A: It was difficult. Commonly, the one thing that precipitates someone going into an institution is a fall. For thousands of older people -- and this is why we need to be doing our balancing activities at ages 40, 50, 60-- a fall is really the beginning of the end. When my father fell, he was terrified. He lost control and was hallucinating, and he really hurt himself badly.
We had talked to him for a long time about how he needed support, but being Manny, he was resistant until that point.
Q: It was important for your father to continue living in Buffalo.
A: The world my father lived in in Buffalo was so nurturing and supportive and validating of who he was, that the notion of moving him to another city where he wasn’t known as a person with a powerful history of accomplishments would have beaten the life out of him. We supported his stay in Buffalo, and worked hard to to be as much with him as we could.
Q: You write how the experience of caregiving can be fraught with guilt.
A: This experience of caregiving is so isolating. There is a feeling a lot of people have that they didn't do enough. They feel some guilt with this incredible burden, like you’re carrying a horse across the road. It’s such an enormous job.

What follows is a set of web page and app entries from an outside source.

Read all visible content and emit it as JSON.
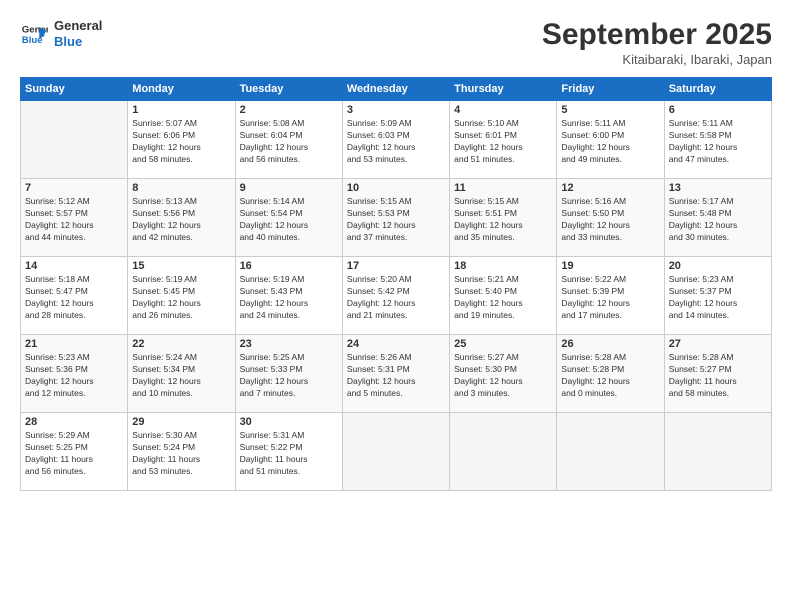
{
  "header": {
    "logo_line1": "General",
    "logo_line2": "Blue",
    "month": "September 2025",
    "location": "Kitaibaraki, Ibaraki, Japan"
  },
  "days_header": [
    "Sunday",
    "Monday",
    "Tuesday",
    "Wednesday",
    "Thursday",
    "Friday",
    "Saturday"
  ],
  "weeks": [
    [
      {
        "num": "",
        "info": ""
      },
      {
        "num": "1",
        "info": "Sunrise: 5:07 AM\nSunset: 6:06 PM\nDaylight: 12 hours\nand 58 minutes."
      },
      {
        "num": "2",
        "info": "Sunrise: 5:08 AM\nSunset: 6:04 PM\nDaylight: 12 hours\nand 56 minutes."
      },
      {
        "num": "3",
        "info": "Sunrise: 5:09 AM\nSunset: 6:03 PM\nDaylight: 12 hours\nand 53 minutes."
      },
      {
        "num": "4",
        "info": "Sunrise: 5:10 AM\nSunset: 6:01 PM\nDaylight: 12 hours\nand 51 minutes."
      },
      {
        "num": "5",
        "info": "Sunrise: 5:11 AM\nSunset: 6:00 PM\nDaylight: 12 hours\nand 49 minutes."
      },
      {
        "num": "6",
        "info": "Sunrise: 5:11 AM\nSunset: 5:58 PM\nDaylight: 12 hours\nand 47 minutes."
      }
    ],
    [
      {
        "num": "7",
        "info": "Sunrise: 5:12 AM\nSunset: 5:57 PM\nDaylight: 12 hours\nand 44 minutes."
      },
      {
        "num": "8",
        "info": "Sunrise: 5:13 AM\nSunset: 5:56 PM\nDaylight: 12 hours\nand 42 minutes."
      },
      {
        "num": "9",
        "info": "Sunrise: 5:14 AM\nSunset: 5:54 PM\nDaylight: 12 hours\nand 40 minutes."
      },
      {
        "num": "10",
        "info": "Sunrise: 5:15 AM\nSunset: 5:53 PM\nDaylight: 12 hours\nand 37 minutes."
      },
      {
        "num": "11",
        "info": "Sunrise: 5:15 AM\nSunset: 5:51 PM\nDaylight: 12 hours\nand 35 minutes."
      },
      {
        "num": "12",
        "info": "Sunrise: 5:16 AM\nSunset: 5:50 PM\nDaylight: 12 hours\nand 33 minutes."
      },
      {
        "num": "13",
        "info": "Sunrise: 5:17 AM\nSunset: 5:48 PM\nDaylight: 12 hours\nand 30 minutes."
      }
    ],
    [
      {
        "num": "14",
        "info": "Sunrise: 5:18 AM\nSunset: 5:47 PM\nDaylight: 12 hours\nand 28 minutes."
      },
      {
        "num": "15",
        "info": "Sunrise: 5:19 AM\nSunset: 5:45 PM\nDaylight: 12 hours\nand 26 minutes."
      },
      {
        "num": "16",
        "info": "Sunrise: 5:19 AM\nSunset: 5:43 PM\nDaylight: 12 hours\nand 24 minutes."
      },
      {
        "num": "17",
        "info": "Sunrise: 5:20 AM\nSunset: 5:42 PM\nDaylight: 12 hours\nand 21 minutes."
      },
      {
        "num": "18",
        "info": "Sunrise: 5:21 AM\nSunset: 5:40 PM\nDaylight: 12 hours\nand 19 minutes."
      },
      {
        "num": "19",
        "info": "Sunrise: 5:22 AM\nSunset: 5:39 PM\nDaylight: 12 hours\nand 17 minutes."
      },
      {
        "num": "20",
        "info": "Sunrise: 5:23 AM\nSunset: 5:37 PM\nDaylight: 12 hours\nand 14 minutes."
      }
    ],
    [
      {
        "num": "21",
        "info": "Sunrise: 5:23 AM\nSunset: 5:36 PM\nDaylight: 12 hours\nand 12 minutes."
      },
      {
        "num": "22",
        "info": "Sunrise: 5:24 AM\nSunset: 5:34 PM\nDaylight: 12 hours\nand 10 minutes."
      },
      {
        "num": "23",
        "info": "Sunrise: 5:25 AM\nSunset: 5:33 PM\nDaylight: 12 hours\nand 7 minutes."
      },
      {
        "num": "24",
        "info": "Sunrise: 5:26 AM\nSunset: 5:31 PM\nDaylight: 12 hours\nand 5 minutes."
      },
      {
        "num": "25",
        "info": "Sunrise: 5:27 AM\nSunset: 5:30 PM\nDaylight: 12 hours\nand 3 minutes."
      },
      {
        "num": "26",
        "info": "Sunrise: 5:28 AM\nSunset: 5:28 PM\nDaylight: 12 hours\nand 0 minutes."
      },
      {
        "num": "27",
        "info": "Sunrise: 5:28 AM\nSunset: 5:27 PM\nDaylight: 11 hours\nand 58 minutes."
      }
    ],
    [
      {
        "num": "28",
        "info": "Sunrise: 5:29 AM\nSunset: 5:25 PM\nDaylight: 11 hours\nand 56 minutes."
      },
      {
        "num": "29",
        "info": "Sunrise: 5:30 AM\nSunset: 5:24 PM\nDaylight: 11 hours\nand 53 minutes."
      },
      {
        "num": "30",
        "info": "Sunrise: 5:31 AM\nSunset: 5:22 PM\nDaylight: 11 hours\nand 51 minutes."
      },
      {
        "num": "",
        "info": ""
      },
      {
        "num": "",
        "info": ""
      },
      {
        "num": "",
        "info": ""
      },
      {
        "num": "",
        "info": ""
      }
    ]
  ]
}
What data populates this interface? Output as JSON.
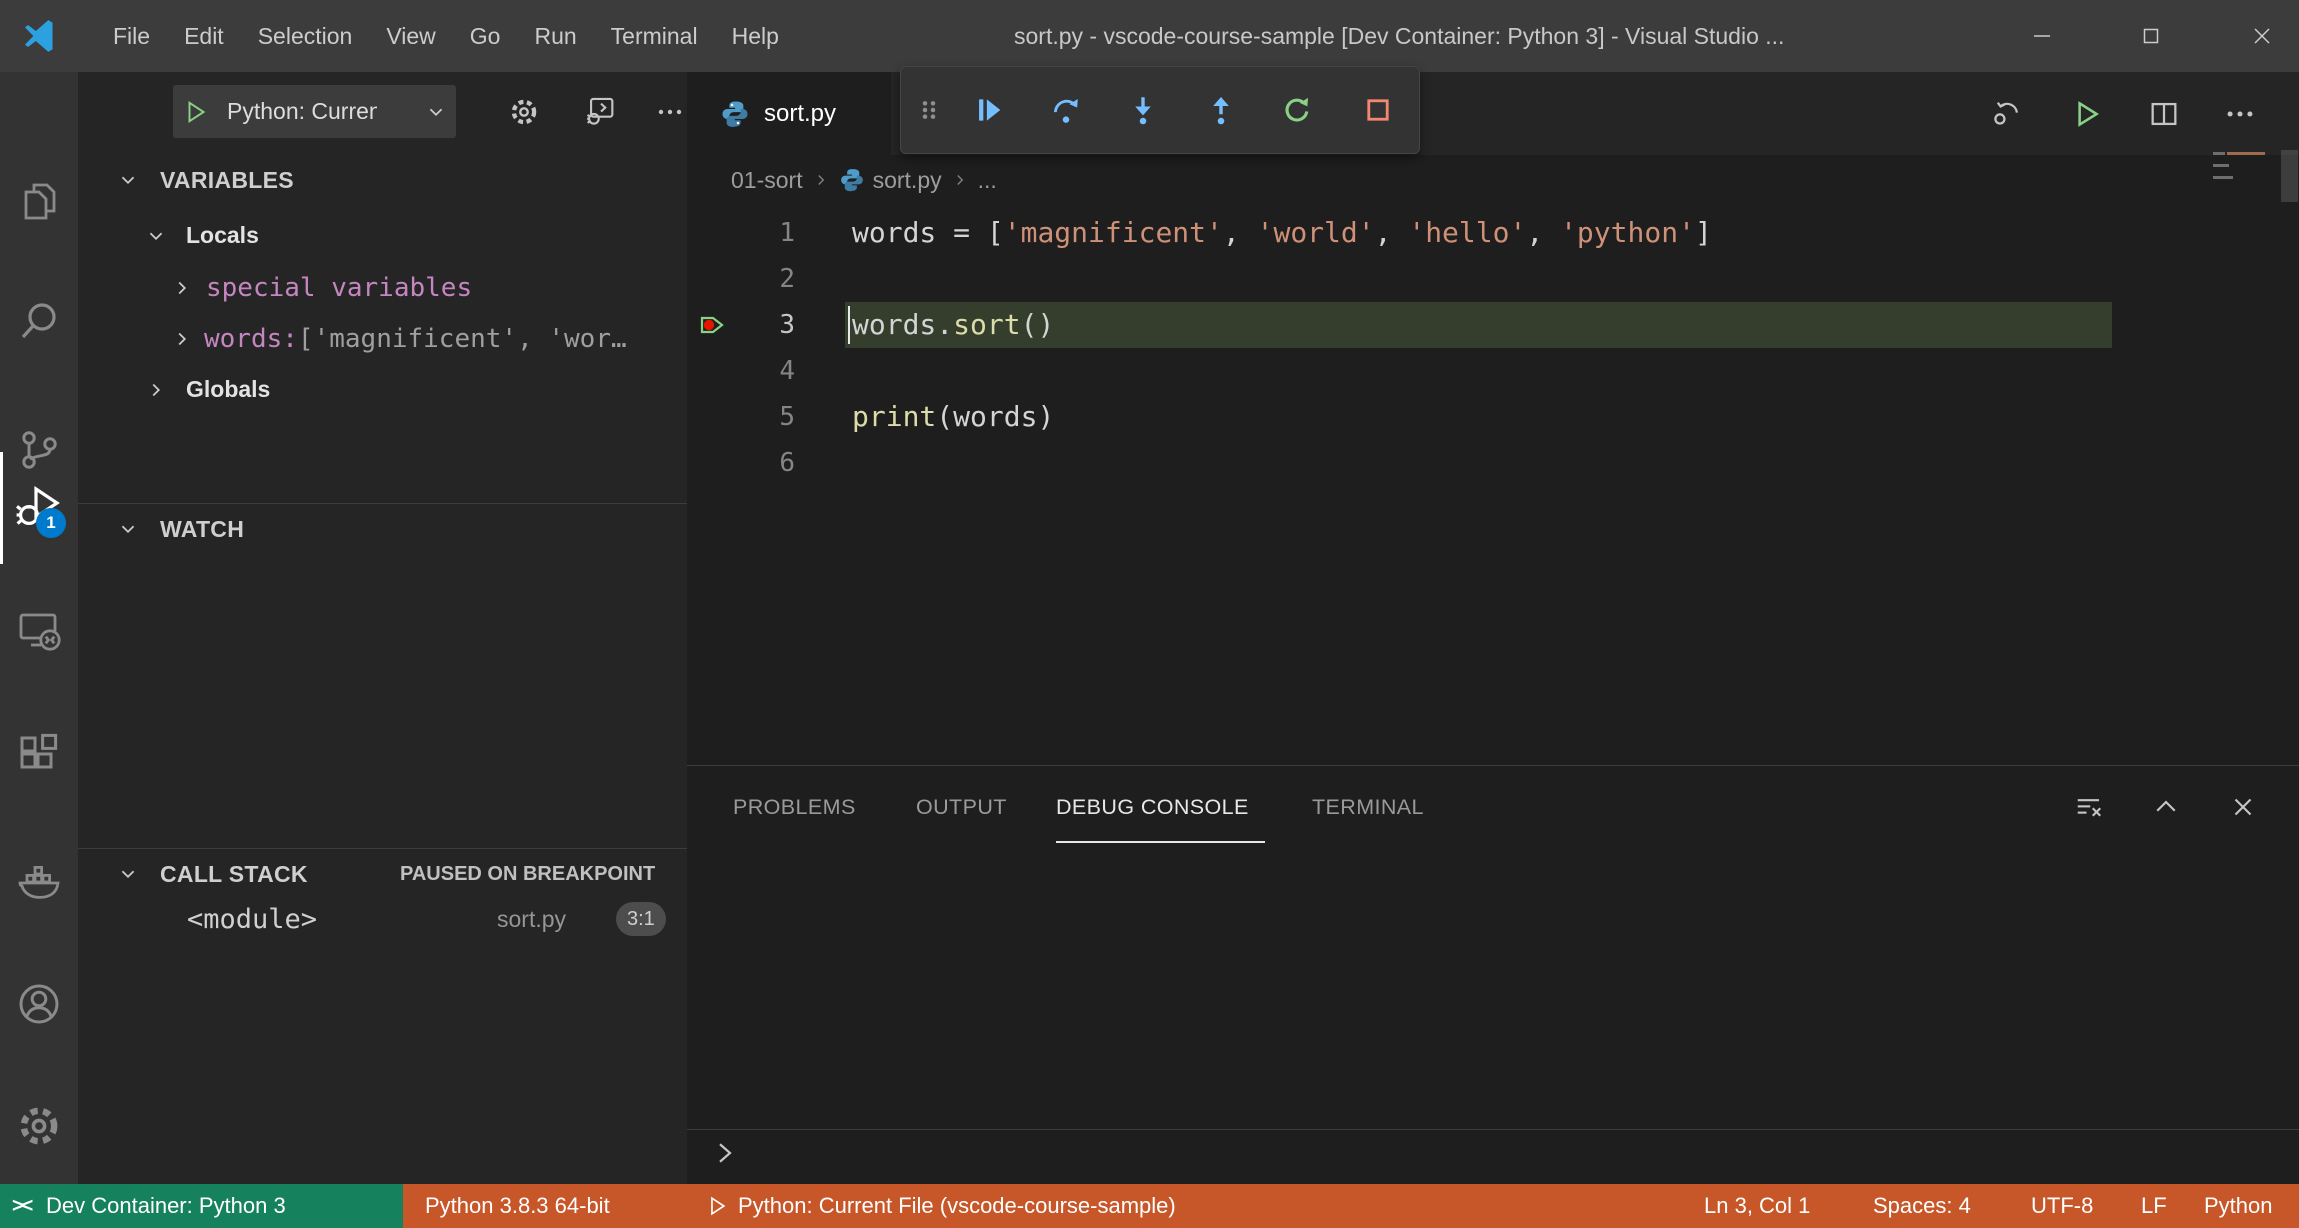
{
  "titlebar": {
    "menus": [
      "File",
      "Edit",
      "Selection",
      "View",
      "Go",
      "Run",
      "Terminal",
      "Help"
    ],
    "title": "sort.py - vscode-course-sample [Dev Container: Python 3] - Visual Studio ..."
  },
  "activity_bar": {
    "items": [
      "explorer",
      "search",
      "source-control",
      "run-and-debug",
      "remote-explorer",
      "extensions",
      "docker",
      "accounts",
      "settings"
    ],
    "active": "run-and-debug",
    "badge": "1"
  },
  "sidebar": {
    "launch": {
      "label": "Python: Current"
    },
    "variables": {
      "header": "VARIABLES",
      "locals": "Locals",
      "globals": "Globals",
      "items": [
        {
          "name": "special variables",
          "value": ""
        },
        {
          "name": "words: ",
          "value": "['magnificent', 'wor…"
        }
      ]
    },
    "watch": {
      "header": "WATCH"
    },
    "call_stack": {
      "header": "CALL STACK",
      "status": "PAUSED ON BREAKPOINT",
      "frames": [
        {
          "name": "<module>",
          "file": "sort.py",
          "position": "3:1"
        }
      ]
    }
  },
  "editor": {
    "tab": {
      "label": "sort.py"
    },
    "breadcrumbs": [
      "01-sort",
      "sort.py",
      "..."
    ],
    "line_numbers": [
      "1",
      "2",
      "3",
      "4",
      "5",
      "6"
    ],
    "code": {
      "l1": [
        "words",
        " = [",
        "'magnificent'",
        ", ",
        "'world'",
        ", ",
        "'hello'",
        ", ",
        "'python'",
        "]"
      ],
      "l3": [
        "words",
        ".",
        "sort",
        "()"
      ],
      "l5": [
        "print",
        "(",
        "words",
        ")"
      ]
    },
    "debug_toolbar": [
      "continue",
      "step-over",
      "step-into",
      "step-out",
      "restart",
      "stop"
    ]
  },
  "panel": {
    "tabs": [
      "PROBLEMS",
      "OUTPUT",
      "DEBUG CONSOLE",
      "TERMINAL"
    ],
    "active_tab": "DEBUG CONSOLE"
  },
  "status_bar": {
    "remote": "Dev Container: Python 3",
    "interpreter": "Python 3.8.3 64-bit",
    "launch": "Python: Current File (vscode-course-sample)",
    "cursor": "Ln 3, Col 1",
    "indent": "Spaces: 4",
    "encoding": "UTF-8",
    "eol": "LF",
    "language": "Python"
  },
  "colors": {
    "status_debug_bg": "#C75629",
    "remote_green": "#16825D",
    "badge_blue": "#007ACC",
    "string": "#CE9178",
    "function": "#DCDCAA",
    "variable_pink": "#C586C0",
    "debug_blue": "#75beff",
    "debug_green": "#89d185",
    "debug_red": "#F48771",
    "breakpoint_red": "#E51400"
  }
}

Part of my mission is that I feel I have this incredible opportunity to talk to people about caregiving as a social issue, and not simply as a private experience. I think it’s really important for people to see their experience as part of a broader picture. Almost one-third of the American population are caregivers, and yet, peopled don’t tend to talk to other people as much as they could about what it’s actually like.
We were very fortunate to have the resources to hire an outside caregiver to come in and spend time with my dad. Medicare and Medicaid kick in for nursing home care, but assisted living is out of pocket. It's a class-tiered system, and there are a lot of elder care issues that need to be addressed at a policy level.
We have a long way to go as a culture and society to ensure that all of our elders have access to the same resources, and can live their final years with dignity.
"Fried & Fried in Buffalo" events:
On Friday, "Forum on Aging, Care giving and Social Policy" will be held at 2 p.m. in Allen Hall on the University at Buffalo's South Campus.
At 7 p.m., "Fried & Fried: Crossing Generations" will be presented at 7 p.m. at the Burchfield Penney Art Center, 1300 Elmwood Ave. Fried will read excerpts from her book, preceded by a reading from the play, "The Un-American," by Anna Kay France, based on the autobiographical novel by Manny Fried. Artvoice Theater Editor Anthony Chase, and actors Richard Lambert, Lisa Vitrano, Philip Knoerzer and Greg Natale will take part.
On Saturday, "Intersection: Social Justice and Theatre Arts" will be held at 7:30 p.m. in Allen Hall, featuring local actors reading from "The Mark of Cain" by Gary Earl Ross, followed by a discussion with several artists.
All three weekend events are free.